== GIVEN DATA ==
[Start of Attachment]
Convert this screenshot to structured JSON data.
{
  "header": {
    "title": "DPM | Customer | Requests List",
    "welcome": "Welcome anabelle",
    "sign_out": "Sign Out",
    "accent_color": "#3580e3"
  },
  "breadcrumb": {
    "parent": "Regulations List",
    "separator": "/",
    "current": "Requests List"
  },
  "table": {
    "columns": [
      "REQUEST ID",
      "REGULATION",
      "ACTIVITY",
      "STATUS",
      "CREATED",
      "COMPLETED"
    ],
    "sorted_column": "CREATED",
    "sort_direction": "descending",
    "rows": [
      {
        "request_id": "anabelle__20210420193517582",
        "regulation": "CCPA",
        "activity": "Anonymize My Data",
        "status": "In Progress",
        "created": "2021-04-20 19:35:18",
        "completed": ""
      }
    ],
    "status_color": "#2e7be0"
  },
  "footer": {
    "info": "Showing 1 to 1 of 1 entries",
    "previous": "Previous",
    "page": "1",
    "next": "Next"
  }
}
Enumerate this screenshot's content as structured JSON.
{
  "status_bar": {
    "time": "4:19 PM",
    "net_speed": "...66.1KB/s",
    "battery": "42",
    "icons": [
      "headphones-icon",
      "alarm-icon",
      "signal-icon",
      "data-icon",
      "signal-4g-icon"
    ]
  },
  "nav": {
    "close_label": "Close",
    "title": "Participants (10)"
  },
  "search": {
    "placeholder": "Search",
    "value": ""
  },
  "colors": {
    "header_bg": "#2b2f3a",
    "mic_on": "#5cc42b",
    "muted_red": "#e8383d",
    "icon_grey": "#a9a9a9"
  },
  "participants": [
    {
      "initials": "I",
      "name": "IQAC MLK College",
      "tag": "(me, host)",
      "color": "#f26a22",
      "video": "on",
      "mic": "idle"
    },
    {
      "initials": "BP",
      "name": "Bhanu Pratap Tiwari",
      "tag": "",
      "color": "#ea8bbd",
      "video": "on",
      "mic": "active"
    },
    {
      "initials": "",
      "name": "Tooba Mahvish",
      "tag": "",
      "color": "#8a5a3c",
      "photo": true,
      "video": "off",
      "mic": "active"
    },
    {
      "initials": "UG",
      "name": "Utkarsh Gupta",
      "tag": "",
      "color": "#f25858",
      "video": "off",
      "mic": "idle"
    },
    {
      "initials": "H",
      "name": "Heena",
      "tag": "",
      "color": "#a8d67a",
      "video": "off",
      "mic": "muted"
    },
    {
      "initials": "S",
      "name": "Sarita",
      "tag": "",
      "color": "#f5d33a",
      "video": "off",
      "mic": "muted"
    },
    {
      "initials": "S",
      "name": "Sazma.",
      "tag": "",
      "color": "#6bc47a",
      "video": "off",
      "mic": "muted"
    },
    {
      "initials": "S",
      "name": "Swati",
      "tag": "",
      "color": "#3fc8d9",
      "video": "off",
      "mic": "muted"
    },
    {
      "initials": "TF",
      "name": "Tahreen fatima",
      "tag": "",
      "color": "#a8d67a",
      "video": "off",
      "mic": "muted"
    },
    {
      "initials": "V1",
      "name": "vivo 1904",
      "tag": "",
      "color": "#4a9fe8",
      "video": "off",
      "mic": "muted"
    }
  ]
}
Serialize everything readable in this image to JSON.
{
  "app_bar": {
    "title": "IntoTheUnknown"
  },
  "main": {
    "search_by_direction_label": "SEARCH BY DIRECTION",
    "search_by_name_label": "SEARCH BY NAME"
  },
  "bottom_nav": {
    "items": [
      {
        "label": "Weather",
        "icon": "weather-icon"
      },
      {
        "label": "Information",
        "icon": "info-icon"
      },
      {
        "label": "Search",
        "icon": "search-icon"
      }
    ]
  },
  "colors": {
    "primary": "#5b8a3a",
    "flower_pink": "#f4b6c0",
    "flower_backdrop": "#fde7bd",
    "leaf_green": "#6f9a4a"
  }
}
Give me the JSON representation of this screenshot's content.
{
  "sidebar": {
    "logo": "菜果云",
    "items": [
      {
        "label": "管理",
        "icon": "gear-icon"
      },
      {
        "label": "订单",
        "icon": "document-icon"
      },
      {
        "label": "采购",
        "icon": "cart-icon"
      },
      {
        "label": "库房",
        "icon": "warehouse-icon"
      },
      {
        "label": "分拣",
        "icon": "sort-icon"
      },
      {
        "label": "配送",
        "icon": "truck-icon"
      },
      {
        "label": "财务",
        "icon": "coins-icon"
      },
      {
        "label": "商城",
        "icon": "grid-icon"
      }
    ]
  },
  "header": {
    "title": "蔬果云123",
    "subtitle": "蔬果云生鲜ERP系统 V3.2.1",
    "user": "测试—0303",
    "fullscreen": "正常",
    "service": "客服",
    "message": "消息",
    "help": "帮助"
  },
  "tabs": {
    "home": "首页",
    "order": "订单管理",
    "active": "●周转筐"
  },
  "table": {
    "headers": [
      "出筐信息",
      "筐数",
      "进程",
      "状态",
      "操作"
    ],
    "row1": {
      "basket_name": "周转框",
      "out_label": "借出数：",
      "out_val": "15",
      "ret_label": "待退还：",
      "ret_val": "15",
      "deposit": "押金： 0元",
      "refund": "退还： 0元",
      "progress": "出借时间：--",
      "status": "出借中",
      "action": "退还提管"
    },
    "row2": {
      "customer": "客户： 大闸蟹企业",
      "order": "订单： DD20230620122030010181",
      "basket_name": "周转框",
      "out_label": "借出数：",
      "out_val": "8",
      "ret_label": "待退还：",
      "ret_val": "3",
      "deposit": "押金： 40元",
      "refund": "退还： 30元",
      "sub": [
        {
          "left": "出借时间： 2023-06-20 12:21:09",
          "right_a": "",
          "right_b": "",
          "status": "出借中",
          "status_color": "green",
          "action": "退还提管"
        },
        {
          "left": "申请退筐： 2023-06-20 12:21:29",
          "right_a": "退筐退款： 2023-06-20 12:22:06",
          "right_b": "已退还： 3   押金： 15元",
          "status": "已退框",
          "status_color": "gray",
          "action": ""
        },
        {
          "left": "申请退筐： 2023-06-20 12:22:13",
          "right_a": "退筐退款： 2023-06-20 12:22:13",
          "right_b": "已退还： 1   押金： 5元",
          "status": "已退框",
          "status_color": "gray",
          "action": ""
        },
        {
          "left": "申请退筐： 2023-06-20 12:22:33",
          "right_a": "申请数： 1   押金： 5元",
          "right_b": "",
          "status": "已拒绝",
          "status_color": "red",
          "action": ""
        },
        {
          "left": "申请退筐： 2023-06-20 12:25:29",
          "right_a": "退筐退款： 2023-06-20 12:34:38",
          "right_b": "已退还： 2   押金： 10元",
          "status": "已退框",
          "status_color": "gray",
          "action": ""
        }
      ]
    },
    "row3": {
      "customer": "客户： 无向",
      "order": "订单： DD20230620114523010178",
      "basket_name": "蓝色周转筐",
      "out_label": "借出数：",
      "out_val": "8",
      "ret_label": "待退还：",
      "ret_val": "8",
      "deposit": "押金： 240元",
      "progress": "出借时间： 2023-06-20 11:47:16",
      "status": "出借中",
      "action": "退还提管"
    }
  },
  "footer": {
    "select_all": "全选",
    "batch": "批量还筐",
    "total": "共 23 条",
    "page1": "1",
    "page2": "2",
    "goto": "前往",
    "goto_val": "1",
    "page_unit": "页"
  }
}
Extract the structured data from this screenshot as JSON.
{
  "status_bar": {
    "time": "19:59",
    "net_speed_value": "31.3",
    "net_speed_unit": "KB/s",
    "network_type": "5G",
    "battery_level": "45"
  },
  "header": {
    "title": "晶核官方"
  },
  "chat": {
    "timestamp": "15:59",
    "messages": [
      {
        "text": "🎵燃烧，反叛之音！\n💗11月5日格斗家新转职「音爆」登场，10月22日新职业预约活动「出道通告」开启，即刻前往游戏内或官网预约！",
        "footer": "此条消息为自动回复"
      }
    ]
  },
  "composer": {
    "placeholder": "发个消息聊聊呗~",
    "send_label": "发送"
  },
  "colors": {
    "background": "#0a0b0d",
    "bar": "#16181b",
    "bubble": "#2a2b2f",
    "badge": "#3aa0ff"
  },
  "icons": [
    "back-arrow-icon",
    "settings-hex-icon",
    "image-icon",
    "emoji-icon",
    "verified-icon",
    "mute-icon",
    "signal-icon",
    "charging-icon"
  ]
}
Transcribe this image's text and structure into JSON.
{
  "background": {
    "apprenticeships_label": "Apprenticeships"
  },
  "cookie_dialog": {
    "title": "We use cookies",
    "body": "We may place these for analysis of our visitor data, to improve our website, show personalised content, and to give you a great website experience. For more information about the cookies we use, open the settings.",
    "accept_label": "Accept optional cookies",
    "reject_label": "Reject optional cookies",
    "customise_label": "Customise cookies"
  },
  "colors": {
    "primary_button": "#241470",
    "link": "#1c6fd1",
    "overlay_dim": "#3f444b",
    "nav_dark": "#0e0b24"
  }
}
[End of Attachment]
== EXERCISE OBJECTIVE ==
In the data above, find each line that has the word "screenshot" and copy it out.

== RESULT OF THE EXERCISE ==
Convert this screenshot to structured JSON data.
Enumerate this screenshot's content as structured JSON.
Give me the JSON representation of this screenshot's content.
Extract the structured data from this screenshot as JSON.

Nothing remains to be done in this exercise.